“The warning inherent in the report is that we have to keep on top of our business”, says Oppers. The problems with the language proficiency of students, with the supervision of the quality of study programmes and with the fragile support base for the participation bodies… It’s all very familiar. But when will something be done about it?
Take quality supervision, for example. In the past, politicians often used reassuring words: all higher education study programmes have been accredited by the Dutch-Flemish accreditation association NVAO, so they are fine. “So the programmes have been accredited, but is it enough?”, Oppers wonders out loud.
In her opinion, Education Minister Robbert Dijkgraaf understands the criticism, because he has been working for months on a substantial forward study. “He wants to take an in-depth look at how higher education works, and that gives us hope. It’s something really new. We look forward to finding out what will emerge.”

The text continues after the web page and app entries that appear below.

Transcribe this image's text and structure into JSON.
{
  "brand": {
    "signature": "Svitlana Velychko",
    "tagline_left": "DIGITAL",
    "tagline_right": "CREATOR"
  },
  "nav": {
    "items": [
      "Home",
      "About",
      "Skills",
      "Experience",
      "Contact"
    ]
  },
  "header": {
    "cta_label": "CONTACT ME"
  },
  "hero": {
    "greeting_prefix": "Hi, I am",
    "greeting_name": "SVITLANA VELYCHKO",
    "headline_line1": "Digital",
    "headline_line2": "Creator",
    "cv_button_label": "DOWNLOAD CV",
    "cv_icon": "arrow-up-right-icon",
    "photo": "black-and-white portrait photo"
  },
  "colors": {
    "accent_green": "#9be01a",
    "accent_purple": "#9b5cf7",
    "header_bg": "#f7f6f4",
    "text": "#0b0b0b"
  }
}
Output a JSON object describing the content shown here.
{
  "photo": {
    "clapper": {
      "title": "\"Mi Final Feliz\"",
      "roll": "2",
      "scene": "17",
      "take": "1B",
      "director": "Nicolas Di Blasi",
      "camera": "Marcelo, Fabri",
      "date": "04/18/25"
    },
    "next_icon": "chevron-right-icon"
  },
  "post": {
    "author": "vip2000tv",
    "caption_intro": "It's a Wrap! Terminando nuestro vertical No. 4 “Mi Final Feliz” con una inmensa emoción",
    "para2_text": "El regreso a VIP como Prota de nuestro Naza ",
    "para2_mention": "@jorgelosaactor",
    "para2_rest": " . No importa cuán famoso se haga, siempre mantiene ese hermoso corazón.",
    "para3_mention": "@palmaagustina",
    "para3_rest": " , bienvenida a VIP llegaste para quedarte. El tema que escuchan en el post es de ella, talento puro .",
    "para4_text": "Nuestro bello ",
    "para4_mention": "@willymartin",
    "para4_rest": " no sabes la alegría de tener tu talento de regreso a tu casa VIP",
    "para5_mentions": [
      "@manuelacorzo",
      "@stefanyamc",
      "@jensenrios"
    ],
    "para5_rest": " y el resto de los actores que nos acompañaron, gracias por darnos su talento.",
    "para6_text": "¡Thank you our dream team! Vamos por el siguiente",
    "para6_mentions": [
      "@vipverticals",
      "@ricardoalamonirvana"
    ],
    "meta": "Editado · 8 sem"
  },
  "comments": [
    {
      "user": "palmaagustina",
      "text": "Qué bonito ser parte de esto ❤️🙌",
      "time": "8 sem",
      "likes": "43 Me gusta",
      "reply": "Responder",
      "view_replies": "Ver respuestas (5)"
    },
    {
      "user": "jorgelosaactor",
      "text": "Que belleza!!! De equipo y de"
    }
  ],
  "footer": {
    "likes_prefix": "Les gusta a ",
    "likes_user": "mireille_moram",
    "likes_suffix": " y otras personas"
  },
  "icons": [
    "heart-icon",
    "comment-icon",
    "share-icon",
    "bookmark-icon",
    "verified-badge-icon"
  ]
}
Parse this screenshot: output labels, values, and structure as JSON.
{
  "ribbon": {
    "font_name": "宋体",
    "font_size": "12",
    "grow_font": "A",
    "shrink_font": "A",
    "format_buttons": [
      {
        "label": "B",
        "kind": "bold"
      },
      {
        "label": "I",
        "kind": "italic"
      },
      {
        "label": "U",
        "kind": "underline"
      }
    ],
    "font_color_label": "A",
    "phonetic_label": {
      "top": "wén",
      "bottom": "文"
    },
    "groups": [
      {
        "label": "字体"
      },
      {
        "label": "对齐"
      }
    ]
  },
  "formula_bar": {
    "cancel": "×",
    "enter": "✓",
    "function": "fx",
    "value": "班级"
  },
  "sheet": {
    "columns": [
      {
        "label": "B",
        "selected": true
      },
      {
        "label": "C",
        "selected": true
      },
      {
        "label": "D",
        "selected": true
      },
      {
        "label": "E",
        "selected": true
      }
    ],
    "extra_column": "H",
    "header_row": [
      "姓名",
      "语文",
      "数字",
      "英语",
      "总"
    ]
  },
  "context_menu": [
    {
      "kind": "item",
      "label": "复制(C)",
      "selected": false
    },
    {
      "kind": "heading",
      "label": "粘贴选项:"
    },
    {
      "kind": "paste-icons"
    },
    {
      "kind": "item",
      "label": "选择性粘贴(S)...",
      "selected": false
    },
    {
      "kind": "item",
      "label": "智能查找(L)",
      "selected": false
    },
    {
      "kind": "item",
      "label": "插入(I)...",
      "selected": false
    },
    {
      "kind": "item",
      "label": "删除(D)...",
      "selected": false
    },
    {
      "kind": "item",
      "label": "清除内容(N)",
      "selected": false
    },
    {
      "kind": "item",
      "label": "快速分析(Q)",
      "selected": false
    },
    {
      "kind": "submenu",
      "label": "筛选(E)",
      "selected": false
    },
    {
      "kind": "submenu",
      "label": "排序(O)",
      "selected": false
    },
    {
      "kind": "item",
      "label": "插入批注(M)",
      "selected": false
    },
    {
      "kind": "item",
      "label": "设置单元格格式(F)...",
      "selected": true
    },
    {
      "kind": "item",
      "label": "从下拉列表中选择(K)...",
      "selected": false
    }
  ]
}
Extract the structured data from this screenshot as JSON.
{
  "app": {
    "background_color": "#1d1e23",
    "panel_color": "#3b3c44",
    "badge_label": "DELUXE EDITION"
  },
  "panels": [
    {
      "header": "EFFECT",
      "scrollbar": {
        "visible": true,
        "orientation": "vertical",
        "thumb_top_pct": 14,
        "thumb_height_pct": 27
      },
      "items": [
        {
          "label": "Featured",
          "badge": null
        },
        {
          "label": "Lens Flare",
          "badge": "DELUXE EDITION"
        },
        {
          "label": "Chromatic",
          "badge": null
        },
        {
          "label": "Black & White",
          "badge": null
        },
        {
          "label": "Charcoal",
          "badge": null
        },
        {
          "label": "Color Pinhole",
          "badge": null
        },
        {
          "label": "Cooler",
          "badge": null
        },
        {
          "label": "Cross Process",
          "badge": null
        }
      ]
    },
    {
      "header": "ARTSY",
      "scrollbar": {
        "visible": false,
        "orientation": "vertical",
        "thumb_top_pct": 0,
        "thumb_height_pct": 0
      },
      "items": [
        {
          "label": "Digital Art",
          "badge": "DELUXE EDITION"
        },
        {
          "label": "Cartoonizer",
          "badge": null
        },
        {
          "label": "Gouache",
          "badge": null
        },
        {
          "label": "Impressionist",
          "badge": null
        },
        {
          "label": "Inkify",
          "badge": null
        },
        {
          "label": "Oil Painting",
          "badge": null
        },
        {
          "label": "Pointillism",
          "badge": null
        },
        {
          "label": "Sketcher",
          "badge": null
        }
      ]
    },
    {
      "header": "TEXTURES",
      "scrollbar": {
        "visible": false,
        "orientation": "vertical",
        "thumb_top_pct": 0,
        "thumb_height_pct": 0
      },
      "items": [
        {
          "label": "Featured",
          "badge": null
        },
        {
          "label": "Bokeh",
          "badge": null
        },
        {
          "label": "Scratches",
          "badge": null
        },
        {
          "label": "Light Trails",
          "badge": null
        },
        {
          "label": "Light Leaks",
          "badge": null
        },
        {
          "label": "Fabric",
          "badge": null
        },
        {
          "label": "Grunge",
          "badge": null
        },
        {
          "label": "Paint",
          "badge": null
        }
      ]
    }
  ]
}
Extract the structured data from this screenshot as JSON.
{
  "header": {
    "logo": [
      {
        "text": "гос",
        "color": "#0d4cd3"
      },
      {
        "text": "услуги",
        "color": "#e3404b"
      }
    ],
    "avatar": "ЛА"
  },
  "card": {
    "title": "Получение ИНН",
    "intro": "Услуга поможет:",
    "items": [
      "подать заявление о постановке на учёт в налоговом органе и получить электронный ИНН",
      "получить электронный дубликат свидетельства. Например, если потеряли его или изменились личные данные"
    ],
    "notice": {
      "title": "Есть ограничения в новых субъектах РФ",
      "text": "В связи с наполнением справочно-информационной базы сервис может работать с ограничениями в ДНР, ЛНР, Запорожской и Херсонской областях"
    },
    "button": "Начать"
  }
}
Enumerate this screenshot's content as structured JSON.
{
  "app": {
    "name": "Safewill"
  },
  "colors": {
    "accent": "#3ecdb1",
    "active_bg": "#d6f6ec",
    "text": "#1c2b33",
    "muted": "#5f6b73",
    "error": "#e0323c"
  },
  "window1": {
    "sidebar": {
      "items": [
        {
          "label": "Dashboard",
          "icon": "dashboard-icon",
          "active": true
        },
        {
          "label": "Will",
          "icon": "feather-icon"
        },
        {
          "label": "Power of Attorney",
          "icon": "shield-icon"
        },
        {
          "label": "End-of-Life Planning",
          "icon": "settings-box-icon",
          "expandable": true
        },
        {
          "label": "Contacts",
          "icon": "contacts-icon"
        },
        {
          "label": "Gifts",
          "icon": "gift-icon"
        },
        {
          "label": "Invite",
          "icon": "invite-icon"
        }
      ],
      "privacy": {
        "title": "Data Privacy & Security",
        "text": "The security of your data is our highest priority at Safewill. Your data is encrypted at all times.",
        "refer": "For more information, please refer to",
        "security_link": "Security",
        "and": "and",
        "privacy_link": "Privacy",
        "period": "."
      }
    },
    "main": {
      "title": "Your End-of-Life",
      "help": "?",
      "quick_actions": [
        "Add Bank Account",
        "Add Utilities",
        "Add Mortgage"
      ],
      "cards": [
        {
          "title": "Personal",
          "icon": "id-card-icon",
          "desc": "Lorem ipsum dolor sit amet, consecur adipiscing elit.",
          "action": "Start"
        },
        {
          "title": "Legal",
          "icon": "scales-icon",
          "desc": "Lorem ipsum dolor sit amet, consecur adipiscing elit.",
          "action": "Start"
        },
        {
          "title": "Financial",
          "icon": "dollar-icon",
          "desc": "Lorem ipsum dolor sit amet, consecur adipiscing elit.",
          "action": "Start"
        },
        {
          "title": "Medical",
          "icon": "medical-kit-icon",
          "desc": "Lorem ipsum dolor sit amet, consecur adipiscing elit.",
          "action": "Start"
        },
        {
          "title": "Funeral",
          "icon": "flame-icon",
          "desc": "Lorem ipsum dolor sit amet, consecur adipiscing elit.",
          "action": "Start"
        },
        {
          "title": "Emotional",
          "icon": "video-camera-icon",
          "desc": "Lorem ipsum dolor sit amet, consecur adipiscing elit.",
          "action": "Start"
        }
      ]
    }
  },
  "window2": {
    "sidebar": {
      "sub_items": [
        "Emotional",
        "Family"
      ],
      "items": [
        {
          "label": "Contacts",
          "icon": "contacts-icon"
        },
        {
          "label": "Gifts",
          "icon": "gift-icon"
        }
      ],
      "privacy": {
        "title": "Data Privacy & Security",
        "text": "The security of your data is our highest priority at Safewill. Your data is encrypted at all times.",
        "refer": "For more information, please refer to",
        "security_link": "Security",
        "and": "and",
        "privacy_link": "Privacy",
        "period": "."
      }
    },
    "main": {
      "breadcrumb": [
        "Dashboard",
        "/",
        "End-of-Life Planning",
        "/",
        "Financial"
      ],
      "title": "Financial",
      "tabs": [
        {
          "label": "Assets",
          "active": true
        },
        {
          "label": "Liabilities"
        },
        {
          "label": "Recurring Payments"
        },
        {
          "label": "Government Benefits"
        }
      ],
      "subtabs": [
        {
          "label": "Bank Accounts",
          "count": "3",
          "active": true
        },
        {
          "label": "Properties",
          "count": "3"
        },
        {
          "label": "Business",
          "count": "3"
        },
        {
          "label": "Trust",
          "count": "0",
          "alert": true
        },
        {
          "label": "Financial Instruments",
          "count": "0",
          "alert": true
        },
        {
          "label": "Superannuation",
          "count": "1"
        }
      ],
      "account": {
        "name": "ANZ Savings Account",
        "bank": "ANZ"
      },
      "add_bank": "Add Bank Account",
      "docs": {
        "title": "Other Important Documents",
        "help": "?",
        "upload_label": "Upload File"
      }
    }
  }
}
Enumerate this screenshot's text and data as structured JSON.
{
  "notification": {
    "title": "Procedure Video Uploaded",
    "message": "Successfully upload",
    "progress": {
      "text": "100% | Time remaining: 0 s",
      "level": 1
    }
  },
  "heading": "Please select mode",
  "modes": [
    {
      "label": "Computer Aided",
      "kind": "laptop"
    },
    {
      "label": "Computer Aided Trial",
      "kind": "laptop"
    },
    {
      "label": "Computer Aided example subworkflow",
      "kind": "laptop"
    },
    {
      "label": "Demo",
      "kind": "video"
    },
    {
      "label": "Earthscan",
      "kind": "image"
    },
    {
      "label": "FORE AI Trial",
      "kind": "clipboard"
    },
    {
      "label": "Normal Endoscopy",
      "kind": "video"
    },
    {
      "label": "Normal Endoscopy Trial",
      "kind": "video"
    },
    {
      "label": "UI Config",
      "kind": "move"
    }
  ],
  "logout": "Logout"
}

Susanne Rijken, Inspector for Higher Education, is sitting alongside Oppers. They both underline why the Higher Education Act is getting out of date. “It was created at a time when there were very few international students and when digital teaching didn’t exist”, says Rijken.
Problems with internationalisation were not yet an issue at that time. That topic doesn’t really arise with accreditations, and there are more blind spots in the quality supervision as well. For example, the work placements are very rarely examined, even though the inspectors say there is so much more that could be achieved.
And there are also plans to leave the quality supervision more to the higher education institutions themselves, via ‘institutional accreditation’. That means they check the quality of their own teaching, while all the government does is make sure they are doing it properly. “It’s a political choice”, says Oppers. “It then becomes harder for the government to say, we want to look more critically at language proficiency or internationalisation. But if you don’t think it’s important, you can of course leave it to the institutions themselves.”
The politicians are passing on some topics – such as social safety and student wellbeing – to the participation bodies. But does that solve the problem? The participation bodies are under pressure too, the Inspectorate has found. There are few students who even know what a ‘programme committee’ is or what it does. “We found that out ten years ago”, says Rijken. “All sorts of things have been tried, so many solutions have been devised: how we get the students enthusiastic about student participation? But nothing has changed.”
‘We’re taking a good hard look at educational institutions’
So the Inspectorate writes that there are “alternative ways of designing the participation function that are more in keeping with today’s world”. Maybe new forms of ‘citizen participation’ via digital solutions should be considered, Rijken speculates. But the main point is that things need to change fundamentally, because at the moment it is not working.
Nothing can happen by itself, the Inspectorate says. Institutions are happy to continue on the beaten track. Take selection in higher education, for instance. The selection procedures are unsound, the Inspectorate reported earlier this year. In fact, everyone is doing what they like and, with selection, the study programmes are tinkering with equality of opportunities.
“We find that shocking”, Oppers says. “One of the problems is that study programmes often don’t consider the effect on equality of opportunities. What is the bias in their procedure? To what extent can they justify their choices? Those are questions they find hard. And meanwhile more and more selection is taking place!”
So shouldn’t the Inspectorate take action, if the quality of higher education is at risk? “With The State of Education we’re taking a good hard look at educational institutions”, says Oppers. “But we’re not the ones that can solve the problems. In the end, that’s up to the institutions and study programmes themselves.”
HOP, Bas BellemanTranslation: Taalcentrum-VU